WHAT TO PRODUCE:
Pull every line containing "JSON" from the entries.

(Beginning of PROVIDED ENTRIES)

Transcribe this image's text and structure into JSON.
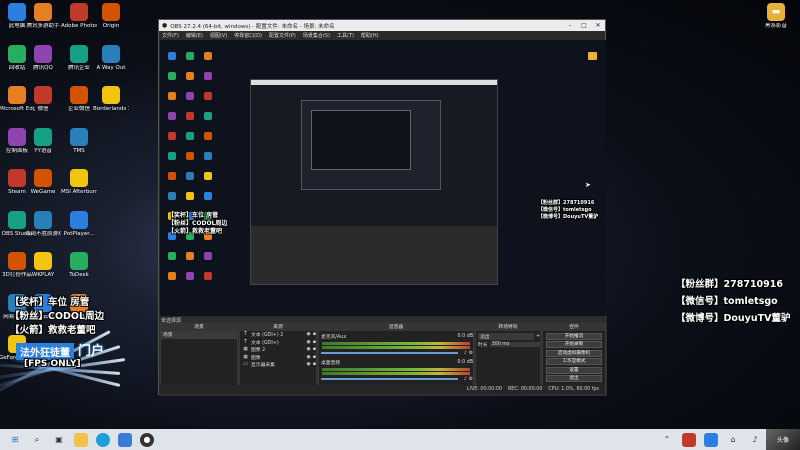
{
  "desktop": {
    "icons_col1": [
      "此电脑",
      "回收站",
      "Microsoft Edge",
      "控制面板",
      "Steam",
      "OBS Studio",
      "3D打扮作品",
      "网易云音乐",
      "GeForce Experience"
    ],
    "icons_col2": [
      "腾讯多游助手",
      "腾讯QQ",
      "微信",
      "YY语音",
      "WeGame",
      "海阔不胜原游戏5.0",
      "WKPLAY",
      "阿里云盘"
    ],
    "icons_col3": [
      "Adobe Photosh...",
      "腾讯企业",
      "企业微信",
      "TMS",
      "MSI Afterburner",
      "PotPlayer...",
      "ToDesk",
      "使命召唤手游"
    ],
    "icons_col4": [
      "Origin",
      "A Way Out",
      "Borderlands 3"
    ],
    "right_icon": "黑系影音"
  },
  "obs": {
    "title": "OBS 27.2.4 (64-bit, windows) - 配置文件: 未命名 - 场景: 未命名",
    "menu": [
      "文件(F)",
      "编辑(E)",
      "视图(V)",
      "停靠窗口(D)",
      "配置文件(P)",
      "场景集合(S)",
      "工具(T)",
      "帮助(H)"
    ],
    "tabs": [
      "场景",
      "来源",
      "混音器",
      "转场特效",
      "控件"
    ],
    "scene": "场景",
    "sources": [
      "文本 (GDI+) 2",
      "文本 (GDI+)",
      "图像 2",
      "图像",
      "显示器采集"
    ],
    "mixer": [
      {
        "name": "麦克风/Aux",
        "db": "0.0 dB"
      },
      {
        "name": "桌面音频",
        "db": "0.0 dB"
      }
    ],
    "transition": {
      "type": "淡出",
      "duration_label": "时长",
      "duration": "300 ms"
    },
    "controls": [
      "开始推流",
      "开始录制",
      "启动虚拟摄像机",
      "工作室模式",
      "设置",
      "退出"
    ],
    "status": {
      "live": "LIVE: 00:00:00",
      "rec": "REC: 00:00:00",
      "cpu": "CPU: 1.0%, 60.00 fps"
    }
  },
  "overlay_right": [
    "【粉丝群】278710916",
    "【微信号】tomletsgo",
    "【微博号】DouyuTV董驴"
  ],
  "overlay_left": [
    "【奖杯】车位  房管",
    "【粉丝】CODOL周边",
    "【火箭】救救老董吧"
  ],
  "overlay_tag": "法外狂徒董",
  "overlay_tag2": "门户",
  "overlay_fps": "[FPS ONLY]",
  "taskbar": {
    "right_text": "头像"
  }
}
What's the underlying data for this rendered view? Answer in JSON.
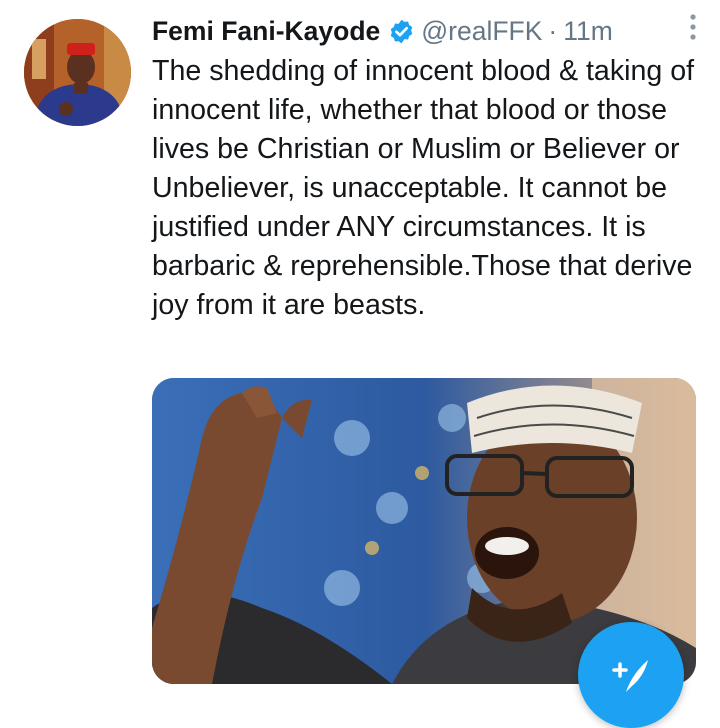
{
  "tweet": {
    "author_name": "Femi Fani-Kayode",
    "handle": "@realFFK",
    "separator": "·",
    "time": "11m",
    "text": "The shedding of innocent blood & taking of innocent life, whether that blood or those lives be Christian or Muslim or Believer or Unbeliever, is unacceptable. It cannot be justified under ANY circumstances. It is barbaric & reprehensible.Those that derive joy from it are beasts."
  },
  "icons": {
    "verified": "verified-badge-icon",
    "more": "more-vertical-icon",
    "compose": "compose-tweet-icon"
  },
  "colors": {
    "accent": "#1da1f2",
    "text": "#14171a",
    "muted": "#657786"
  }
}
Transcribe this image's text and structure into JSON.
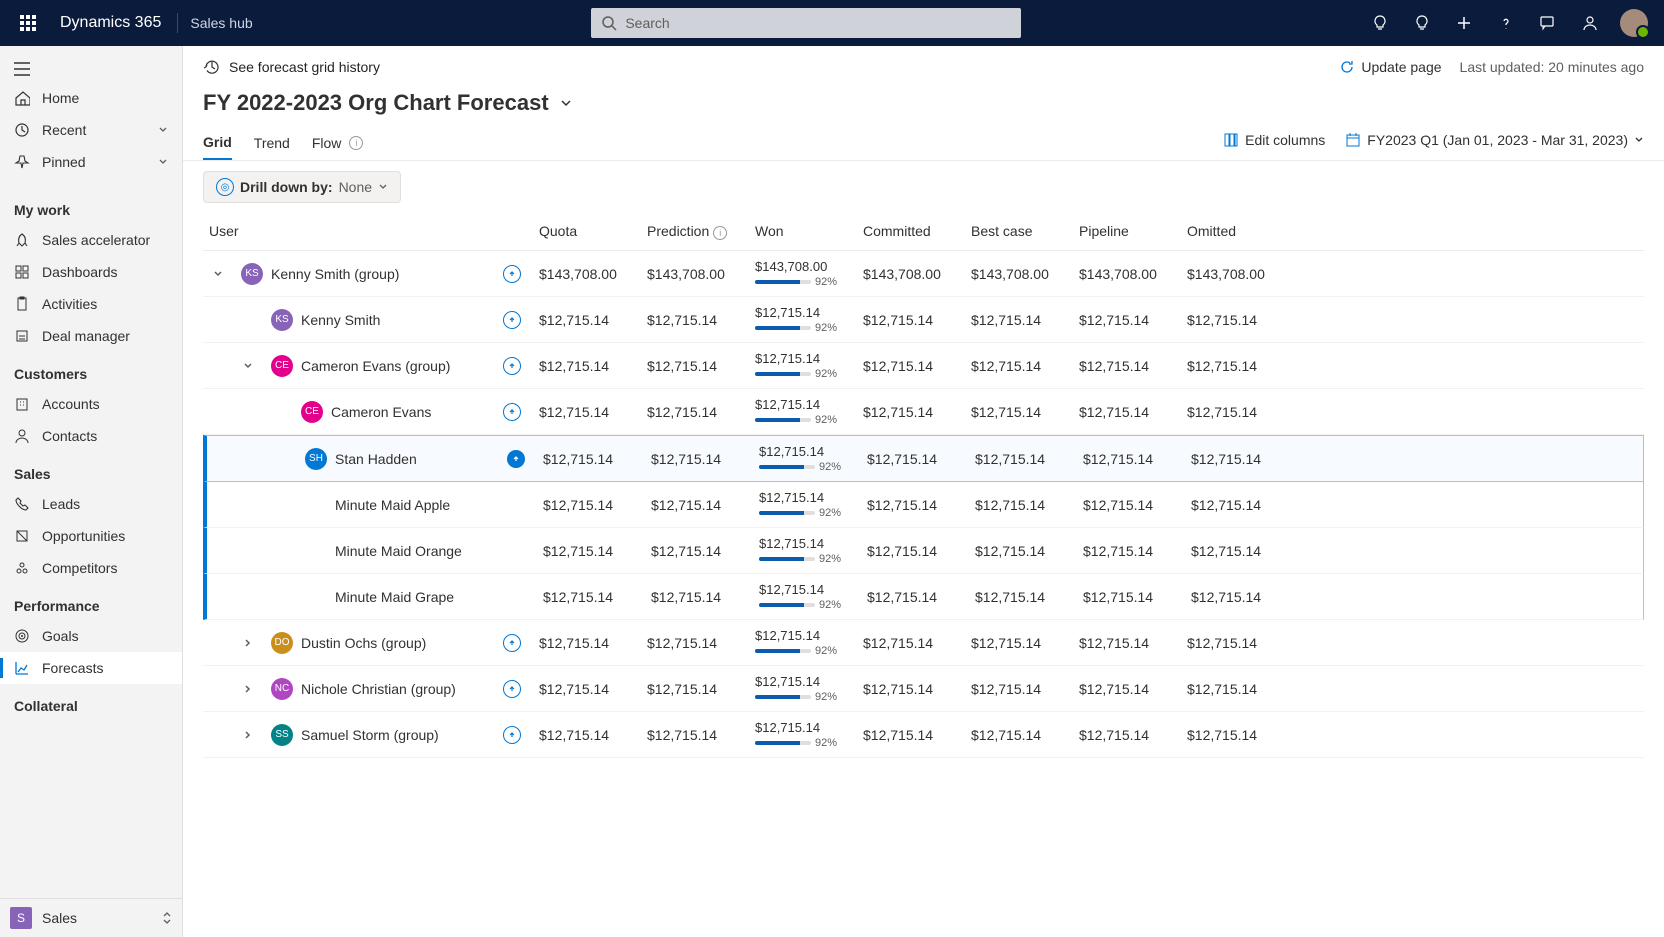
{
  "header": {
    "app_title": "Dynamics 365",
    "app_sub": "Sales hub",
    "search_placeholder": "Search"
  },
  "sidebar": {
    "top": [
      {
        "icon": "home",
        "label": "Home"
      },
      {
        "icon": "recent",
        "label": "Recent",
        "chev": true
      },
      {
        "icon": "pin",
        "label": "Pinned",
        "chev": true
      }
    ],
    "groups": [
      {
        "title": "My work",
        "items": [
          {
            "icon": "rocket",
            "label": "Sales accelerator"
          },
          {
            "icon": "dash",
            "label": "Dashboards"
          },
          {
            "icon": "clip",
            "label": "Activities"
          },
          {
            "icon": "deal",
            "label": "Deal manager"
          }
        ]
      },
      {
        "title": "Customers",
        "items": [
          {
            "icon": "building",
            "label": "Accounts"
          },
          {
            "icon": "person",
            "label": "Contacts"
          }
        ]
      },
      {
        "title": "Sales",
        "items": [
          {
            "icon": "phone",
            "label": "Leads"
          },
          {
            "icon": "opp",
            "label": "Opportunities"
          },
          {
            "icon": "comp",
            "label": "Competitors"
          }
        ]
      },
      {
        "title": "Performance",
        "items": [
          {
            "icon": "goal",
            "label": "Goals"
          },
          {
            "icon": "forecast",
            "label": "Forecasts",
            "active": true
          }
        ]
      },
      {
        "title": "Collateral",
        "items": []
      }
    ],
    "footer_label": "Sales",
    "footer_letter": "S"
  },
  "cmdbar": {
    "history": "See forecast grid history",
    "update": "Update page",
    "last_updated": "Last updated: 20 minutes ago"
  },
  "page_title": "FY 2022-2023 Org Chart Forecast",
  "tabs": [
    "Grid",
    "Trend",
    "Flow"
  ],
  "tabs_right": {
    "edit_cols": "Edit columns",
    "period": "FY2023 Q1 (Jan 01, 2023 - Mar 31, 2023)"
  },
  "drilldown": {
    "label": "Drill down by:",
    "value": "None"
  },
  "columns": [
    "User",
    "Quota",
    "Prediction",
    "Won",
    "Committed",
    "Best case",
    "Pipeline",
    "Omitted"
  ],
  "rows": [
    {
      "indent": 0,
      "expand": "down",
      "avatar": "KS",
      "color": "#8764b8",
      "name": "Kenny Smith (group)",
      "ind": "circ",
      "quota": "$143,708.00",
      "pred": "$143,708.00",
      "won": "$143,708.00",
      "pct": "92%",
      "committed": "$143,708.00",
      "best": "$143,708.00",
      "pipe": "$143,708.00",
      "omit": "$143,708.00"
    },
    {
      "indent": 1,
      "expand": "",
      "avatar": "KS",
      "color": "#8764b8",
      "name": "Kenny Smith",
      "ind": "circ",
      "quota": "$12,715.14",
      "pred": "$12,715.14",
      "won": "$12,715.14",
      "pct": "92%",
      "committed": "$12,715.14",
      "best": "$12,715.14",
      "pipe": "$12,715.14",
      "omit": "$12,715.14"
    },
    {
      "indent": 1,
      "expand": "down",
      "avatar": "CE",
      "color": "#e3008c",
      "name": "Cameron Evans (group)",
      "ind": "circ",
      "quota": "$12,715.14",
      "pred": "$12,715.14",
      "won": "$12,715.14",
      "pct": "92%",
      "committed": "$12,715.14",
      "best": "$12,715.14",
      "pipe": "$12,715.14",
      "omit": "$12,715.14"
    },
    {
      "indent": 2,
      "expand": "",
      "avatar": "CE",
      "color": "#e3008c",
      "name": "Cameron Evans",
      "ind": "circ",
      "quota": "$12,715.14",
      "pred": "$12,715.14",
      "won": "$12,715.14",
      "pct": "92%",
      "committed": "$12,715.14",
      "best": "$12,715.14",
      "pipe": "$12,715.14",
      "omit": "$12,715.14"
    },
    {
      "indent": 2,
      "expand": "",
      "avatar": "SH",
      "color": "#0078d4",
      "name": "Stan Hadden",
      "ind": "fill",
      "quota": "$12,715.14",
      "pred": "$12,715.14",
      "won": "$12,715.14",
      "pct": "92%",
      "committed": "$12,715.14",
      "best": "$12,715.14",
      "pipe": "$12,715.14",
      "omit": "$12,715.14",
      "sel": "head"
    },
    {
      "indent": 3,
      "expand": "",
      "avatar": "",
      "color": "",
      "name": "Minute Maid Apple",
      "ind": "",
      "quota": "$12,715.14",
      "pred": "$12,715.14",
      "won": "$12,715.14",
      "pct": "92%",
      "committed": "$12,715.14",
      "best": "$12,715.14",
      "pipe": "$12,715.14",
      "omit": "$12,715.14",
      "sel": "sub"
    },
    {
      "indent": 3,
      "expand": "",
      "avatar": "",
      "color": "",
      "name": "Minute Maid Orange",
      "ind": "",
      "quota": "$12,715.14",
      "pred": "$12,715.14",
      "won": "$12,715.14",
      "pct": "92%",
      "committed": "$12,715.14",
      "best": "$12,715.14",
      "pipe": "$12,715.14",
      "omit": "$12,715.14",
      "sel": "sub"
    },
    {
      "indent": 3,
      "expand": "",
      "avatar": "",
      "color": "",
      "name": "Minute Maid Grape",
      "ind": "",
      "quota": "$12,715.14",
      "pred": "$12,715.14",
      "won": "$12,715.14",
      "pct": "92%",
      "committed": "$12,715.14",
      "best": "$12,715.14",
      "pipe": "$12,715.14",
      "omit": "$12,715.14",
      "sel": "sub"
    },
    {
      "indent": 1,
      "expand": "right",
      "avatar": "DO",
      "color": "#ca8e1b",
      "name": "Dustin Ochs (group)",
      "ind": "circ",
      "quota": "$12,715.14",
      "pred": "$12,715.14",
      "won": "$12,715.14",
      "pct": "92%",
      "committed": "$12,715.14",
      "best": "$12,715.14",
      "pipe": "$12,715.14",
      "omit": "$12,715.14"
    },
    {
      "indent": 1,
      "expand": "right",
      "avatar": "NC",
      "color": "#b146c2",
      "name": "Nichole Christian (group)",
      "ind": "circ",
      "quota": "$12,715.14",
      "pred": "$12,715.14",
      "won": "$12,715.14",
      "pct": "92%",
      "committed": "$12,715.14",
      "best": "$12,715.14",
      "pipe": "$12,715.14",
      "omit": "$12,715.14"
    },
    {
      "indent": 1,
      "expand": "right",
      "avatar": "SS",
      "color": "#038387",
      "name": "Samuel Storm (group)",
      "ind": "circ",
      "quota": "$12,715.14",
      "pred": "$12,715.14",
      "won": "$12,715.14",
      "pct": "92%",
      "committed": "$12,715.14",
      "best": "$12,715.14",
      "pipe": "$12,715.14",
      "omit": "$12,715.14"
    }
  ]
}
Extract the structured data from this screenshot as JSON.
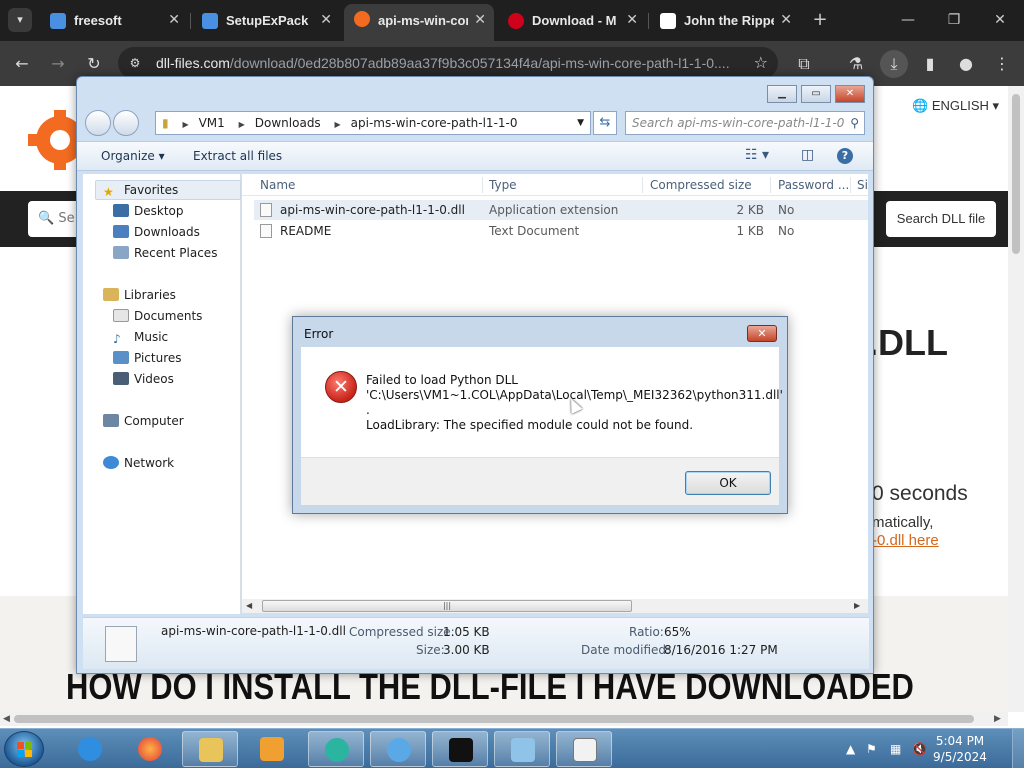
{
  "browser": {
    "tabs": [
      {
        "label": "freesoft",
        "favicon": "#4a90e2"
      },
      {
        "label": "SetupExPack",
        "favicon": "#4a90e2"
      },
      {
        "label": "api-ms-win-core",
        "favicon": "#f26b21"
      },
      {
        "label": "Download - M",
        "favicon": "#d0021b"
      },
      {
        "label": "John the Ripper",
        "favicon": "#ffffff"
      }
    ],
    "url_host": "dll-files.com",
    "url_path": "/download/0ed28b807adb89aa37f9b3c057134f4a/api-ms-win-core-path-l1-1-0...."
  },
  "site": {
    "language": "ENGLISH",
    "search_placeholder": "Se",
    "search_button": "Search DLL file",
    "heading_fragment": ".DLL",
    "seconds_text": "0 seconds",
    "matically_text": "matically,",
    "link_text": "-0.dll here",
    "howto_heading": "HOW DO I INSTALL THE DLL-FILE I HAVE DOWNLOADED"
  },
  "explorer": {
    "address": [
      "VM1",
      "Downloads",
      "api-ms-win-core-path-l1-1-0"
    ],
    "search_placeholder": "Search api-ms-win-core-path-l1-1-0",
    "organize": "Organize",
    "extract_all": "Extract all files",
    "nav": {
      "favorites": "Favorites",
      "desktop": "Desktop",
      "downloads": "Downloads",
      "recent": "Recent Places",
      "libraries": "Libraries",
      "documents": "Documents",
      "music": "Music",
      "pictures": "Pictures",
      "videos": "Videos",
      "computer": "Computer",
      "network": "Network"
    },
    "columns": {
      "name": "Name",
      "type": "Type",
      "compressed": "Compressed size",
      "password": "Password ...",
      "size": "Si"
    },
    "files": [
      {
        "name": "api-ms-win-core-path-l1-1-0.dll",
        "type": "Application extension",
        "compressed": "2 KB",
        "password": "No"
      },
      {
        "name": "README",
        "type": "Text Document",
        "compressed": "1 KB",
        "password": "No"
      }
    ],
    "details": {
      "filename": "api-ms-win-core-path-l1-1-0.dll",
      "compressed_label": "Compressed size:",
      "compressed_value": "1.05 KB",
      "size_label": "Size:",
      "size_value": "3.00 KB",
      "ratio_label": "Ratio:",
      "ratio_value": "65%",
      "modified_label": "Date modified:",
      "modified_value": "8/16/2016 1:27 PM"
    }
  },
  "dialog": {
    "title": "Error",
    "line1": "Failed to load Python DLL",
    "line2": "'C:\\Users\\VM1~1.COL\\AppData\\Local\\Temp\\_MEI32362\\python311.dll'",
    "line3": ".",
    "line4": "LoadLibrary: The specified module could not be found.",
    "ok": "OK"
  },
  "taskbar": {
    "time": "5:04 PM",
    "date": "9/5/2024"
  }
}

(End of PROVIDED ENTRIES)

EXERCISE RESULT:
Transcribe this image's text and structure into JSON.
What's the underlying data for this rendered view? Answer in JSON.
Transcribe this image's text and structure into JSON.
Extract the structured data from this screenshot as JSON.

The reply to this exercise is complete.